Social Engineering and Scams
Social Engineering can be thought of as using social pressures to make someone do something you want them to. For example, many scam artists call elderly people claiming to be able to save them money on prescription drugs. Once the victim has given them a credit card number (to lock in their “low, low prices!”), the scam artist maxes out the credit card.
With regards to passwords, a common scam is cold-calling a user and claiming to be a system administrator or network support personnel. These scam artists then ask for the user to install a piece of software (spyware or viruses) or ask for a username and password, etc.

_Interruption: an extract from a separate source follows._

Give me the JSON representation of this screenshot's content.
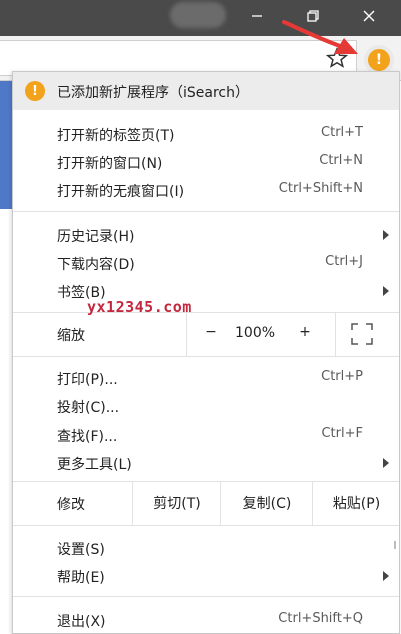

Please be aware that neither TRG nor DL will EVER ask you for your username or password. If anyone calls and asks you for this information, ask them for a name, their staff id, and phone number where you can call them back. If your Caller ID shows a phone number, write that down before confronting the caller. Any information you get from the caller should be turned over to campus authorities.
There are several different scams currently circulating around the Internet. 419 scams (named after section 419 of the Nigerian legal code, in which they are outlawed) take several forms, including the most famous "Nigerian Prince" scam (Hello! I am a Nigerian prince and need a bank account where I can wire several million dollars; if you let me use yours, you can have a cut! http://www.snopes.com/fraud/advancefee/nigeria.asp ) Another example is the "Microsoft Technical Support Call" in which a bad guy will cold call you and claim Microsoft has seen viruses on your computer and needs you to install something to fix it (http://www.microsoft.com/security/online-privacy/msname.aspx). If you press them for a phone number where you can call them back, you'll get a phone number linked to a prepaid cell phone, from which the scammer is placing the calls. If you think you might be on the receiving end of a scam call, search on http://www.snopes.com/ to see if the people at snopes have seen a similar scam.
Thank you for taking the time to read this document. We hope you’ve found the information in here useful. To communicate to as broad a user-base as possible, we have glossed over many technical details. If you would like additional information about any of these topics, we encourage you to research more thoroughly on the Internet, or contact Kevin Metcalf in the TRG with questions/comments/etc.
Much of security is common sense, but it also requires knowledge of often confusing technology. By reading through this document, you’re working to expand your technology IQ; way to go!
Security Certificates < Social Engineering and Scams